• **The problem**
Check the records below for the word "Call" and state how many lines contain it, replying with the number only.

::: Entries provided

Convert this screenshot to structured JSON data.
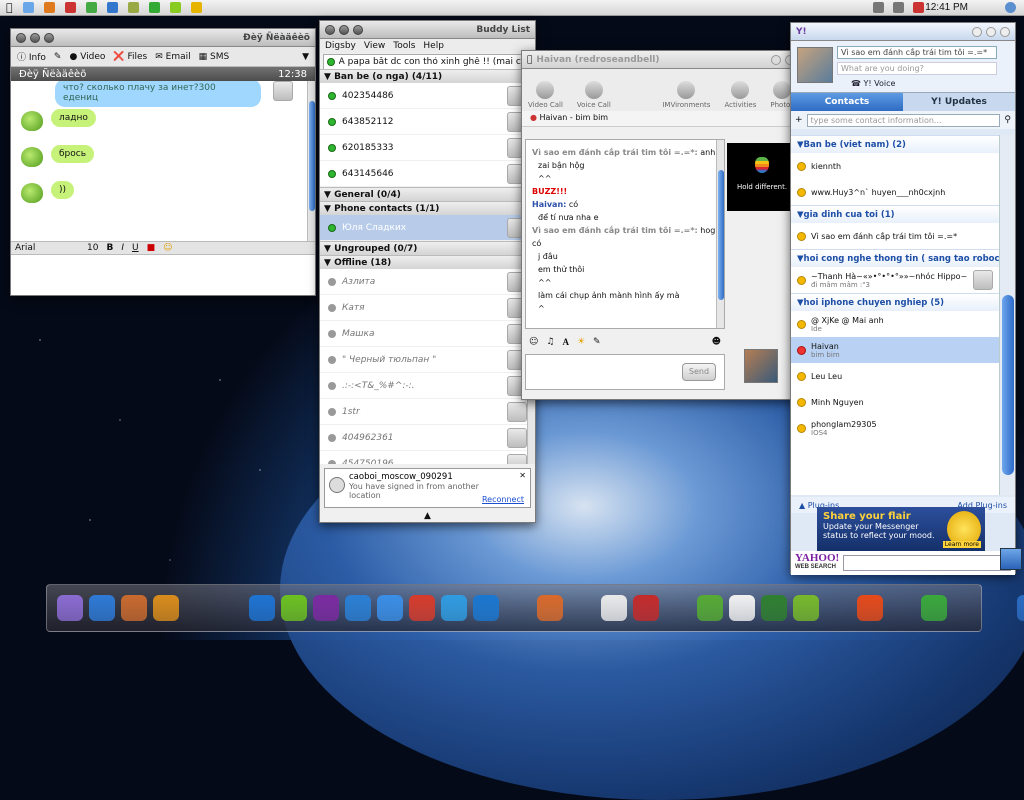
{
  "menubar": {
    "clock": "12:41 PM"
  },
  "chat1": {
    "title": "Ðèÿ Ñëàäêèõ",
    "toolbar": {
      "info": "Info",
      "video": "Video",
      "files": "Files",
      "email": "Email",
      "sms": "SMS"
    },
    "header_name": "Ðèÿ Ñëàäêèõ",
    "header_time": "12:38",
    "messages": [
      "что? сколько плачу за инет?300 едениц",
      "ладно",
      "брось",
      "))"
    ],
    "font": "Arial",
    "font_size": "10"
  },
  "buddylist": {
    "title": "Buddy List",
    "menu": [
      "Digsby",
      "View",
      "Tools",
      "Help"
    ],
    "status": "A papa bắt dc con thỏ xinh ghê !! (mai cho...",
    "groups": {
      "g1": "Ban be (o nga) (4/11)",
      "g2": "General (0/4)",
      "g3": "Phone contacts (1/1)",
      "g4": "Ungrouped (0/7)",
      "g5": "Offline (18)"
    },
    "online": [
      "402354486",
      "643852112",
      "620185333",
      "643145646"
    ],
    "phone": "Юля Сладких",
    "offline": [
      "Азлита",
      "Катя",
      "Машка",
      "\" Черный тюльпан \"",
      ".:-:<T&_%#^:-:.",
      "1str",
      "404962361",
      "454750196"
    ],
    "notification": {
      "name": "caoboi_moscow_090291",
      "text": "You have signed in from another location",
      "link": "Reconnect"
    }
  },
  "chat2": {
    "title": "Haivan (redroseandbell)",
    "tools": {
      "video_call": "Video Call",
      "voice_call": "Voice Call",
      "imv": "IMVironments",
      "activities": "Activities",
      "photos": "Photos"
    },
    "status": "Haivan - bim bim",
    "messages": {
      "s1": "Vì sao em đánh cắp trái tim tôi =.=*:",
      "m1a": "anh",
      "m1b": "zai bận hộg",
      "m1c": "^^",
      "buzz": "BUZZ!!!",
      "h_name": "Haivan:",
      "h_text": "có",
      "h2": "để tí nưa nha e",
      "s2": "Vì sao em đánh cắp trái tim tôi =.=*:",
      "m2a": "hog có",
      "m2b": "j đâu",
      "m2c": "em thử thôi",
      "m2d": "^^",
      "m2e": "làm cái chụp ảnh mành hình ấy mà",
      "m2f": "^"
    },
    "ad": "Hold different.",
    "send": "Send"
  },
  "yahoo": {
    "status_msg": "Vì sao em đánh cắp trái tim tôi =.=*",
    "what_doing": "What are you doing?",
    "voice": "Y! Voice",
    "tab_contacts": "Contacts",
    "tab_updates": "Y! Updates",
    "search_placeholder": "type some contact information...",
    "groups": {
      "g1": "Ban be (viet nam) (2)",
      "g2": "gia dinh cua toi (1)",
      "g3": "hoi cong nghe thong tin ( sang tao robocon ) (...",
      "g4": "hoi iphone chuyen nghiep (5)"
    },
    "contacts": {
      "c1": "kiennth",
      "c2": "www.Huy3^n` huyen___nh0cxjnh",
      "c3": "Vì sao em đánh cắp trái tim tôi =.=*",
      "c4": "~Thanh Hà~«»•°•°•°»»~nhóc Hippo~...",
      "c4s": "đi mâm mâm :\"3",
      "c5": "@ XjKe @ Mai anh",
      "c5s": "Ide",
      "c6": "Haivan",
      "c6s": "bim bim",
      "c7": "Leu Leu",
      "c8": "Minh Nguyen",
      "c9": "phonglam29305",
      "c9s": "IOS4"
    },
    "plugins": "Plug-ins",
    "add_plugins": "Add Plug-ins",
    "ad_title": "Share your flair",
    "ad_text": "Update your Messenger status to reflect your mood.",
    "ad_button": "Learn more",
    "logo": "YAHOO!",
    "logo_sub": "WEB SEARCH"
  },
  "dock": {
    "colors": [
      "#8a6bd1",
      "#2e7ad6",
      "#c96a2f",
      "#d98c1c",
      "#444",
      "#ccc",
      "#1e73d2",
      "#6cc020",
      "#7b2aa0",
      "#2a7fd4",
      "#3a8ee6",
      "#d63b2b",
      "#2f9be0",
      "#1a77d0",
      "#eee",
      "#d8692a",
      "#333",
      "#e9e9e9",
      "#c42a2a",
      "#ddd",
      "#55aa33",
      "#f0f0f0",
      "#2f7f2f",
      "#76b82a",
      "#333",
      "#e64a19",
      "#555",
      "#3aa83a",
      "#222",
      "#ddd",
      "#2b6dc2"
    ]
  }
}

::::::

• **Written response**
2